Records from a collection

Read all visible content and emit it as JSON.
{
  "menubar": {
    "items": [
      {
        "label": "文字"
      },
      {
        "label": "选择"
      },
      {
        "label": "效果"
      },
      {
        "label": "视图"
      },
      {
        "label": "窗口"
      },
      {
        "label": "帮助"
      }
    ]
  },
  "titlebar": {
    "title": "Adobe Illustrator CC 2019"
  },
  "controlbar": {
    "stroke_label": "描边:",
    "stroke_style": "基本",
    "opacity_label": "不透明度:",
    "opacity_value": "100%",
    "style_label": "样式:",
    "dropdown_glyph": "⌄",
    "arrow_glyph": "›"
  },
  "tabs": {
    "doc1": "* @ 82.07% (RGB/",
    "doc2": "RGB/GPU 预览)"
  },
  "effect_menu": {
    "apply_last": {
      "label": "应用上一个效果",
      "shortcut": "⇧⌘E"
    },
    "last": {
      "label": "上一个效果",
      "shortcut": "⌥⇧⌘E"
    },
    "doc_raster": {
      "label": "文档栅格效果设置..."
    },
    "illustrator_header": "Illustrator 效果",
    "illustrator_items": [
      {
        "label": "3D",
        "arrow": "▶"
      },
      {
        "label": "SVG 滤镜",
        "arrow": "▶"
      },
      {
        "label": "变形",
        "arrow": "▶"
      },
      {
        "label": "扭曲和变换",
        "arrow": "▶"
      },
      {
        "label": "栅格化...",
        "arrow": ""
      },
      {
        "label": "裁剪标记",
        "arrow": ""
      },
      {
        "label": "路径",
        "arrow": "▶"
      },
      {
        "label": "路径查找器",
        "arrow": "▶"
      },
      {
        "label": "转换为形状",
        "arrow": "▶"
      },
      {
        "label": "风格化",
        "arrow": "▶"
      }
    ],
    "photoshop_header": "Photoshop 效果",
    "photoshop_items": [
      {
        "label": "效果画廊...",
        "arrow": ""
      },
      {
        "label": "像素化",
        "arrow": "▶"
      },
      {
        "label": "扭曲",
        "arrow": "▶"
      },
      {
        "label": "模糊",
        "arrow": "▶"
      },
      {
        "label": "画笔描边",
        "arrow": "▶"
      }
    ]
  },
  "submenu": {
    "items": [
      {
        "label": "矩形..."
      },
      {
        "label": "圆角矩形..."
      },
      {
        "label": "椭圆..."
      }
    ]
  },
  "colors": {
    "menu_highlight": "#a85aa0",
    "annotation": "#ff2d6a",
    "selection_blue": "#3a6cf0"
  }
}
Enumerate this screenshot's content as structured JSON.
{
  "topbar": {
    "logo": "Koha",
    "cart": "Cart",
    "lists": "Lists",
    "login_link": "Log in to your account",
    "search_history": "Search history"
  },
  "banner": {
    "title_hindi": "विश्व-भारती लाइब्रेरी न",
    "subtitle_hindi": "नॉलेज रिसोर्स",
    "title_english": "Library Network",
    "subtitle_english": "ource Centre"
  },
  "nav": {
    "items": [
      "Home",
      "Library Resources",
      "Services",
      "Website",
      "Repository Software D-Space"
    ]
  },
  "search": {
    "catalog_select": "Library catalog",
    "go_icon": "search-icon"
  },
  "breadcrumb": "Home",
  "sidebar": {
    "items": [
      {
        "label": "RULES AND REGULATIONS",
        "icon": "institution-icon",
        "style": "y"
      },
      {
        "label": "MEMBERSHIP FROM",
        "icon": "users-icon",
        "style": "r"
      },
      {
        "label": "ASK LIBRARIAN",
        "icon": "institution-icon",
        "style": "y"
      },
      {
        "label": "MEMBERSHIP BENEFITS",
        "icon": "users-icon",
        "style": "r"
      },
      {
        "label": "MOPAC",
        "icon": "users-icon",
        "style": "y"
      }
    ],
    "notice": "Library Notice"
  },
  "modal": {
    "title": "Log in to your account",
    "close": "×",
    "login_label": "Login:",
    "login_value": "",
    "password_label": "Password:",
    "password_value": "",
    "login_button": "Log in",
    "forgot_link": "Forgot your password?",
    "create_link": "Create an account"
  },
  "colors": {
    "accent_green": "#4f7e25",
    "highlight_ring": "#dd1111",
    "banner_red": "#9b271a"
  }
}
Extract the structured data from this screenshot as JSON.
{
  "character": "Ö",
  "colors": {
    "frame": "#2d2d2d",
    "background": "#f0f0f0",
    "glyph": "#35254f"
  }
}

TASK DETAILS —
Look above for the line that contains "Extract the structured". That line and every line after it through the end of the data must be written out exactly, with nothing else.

FINISHED EXERCISE —
Extract the structured data from this screenshot as JSON.
{
  "character": "Ö",
  "colors": {
    "frame": "#2d2d2d",
    "background": "#f0f0f0",
    "glyph": "#35254f"
  }
}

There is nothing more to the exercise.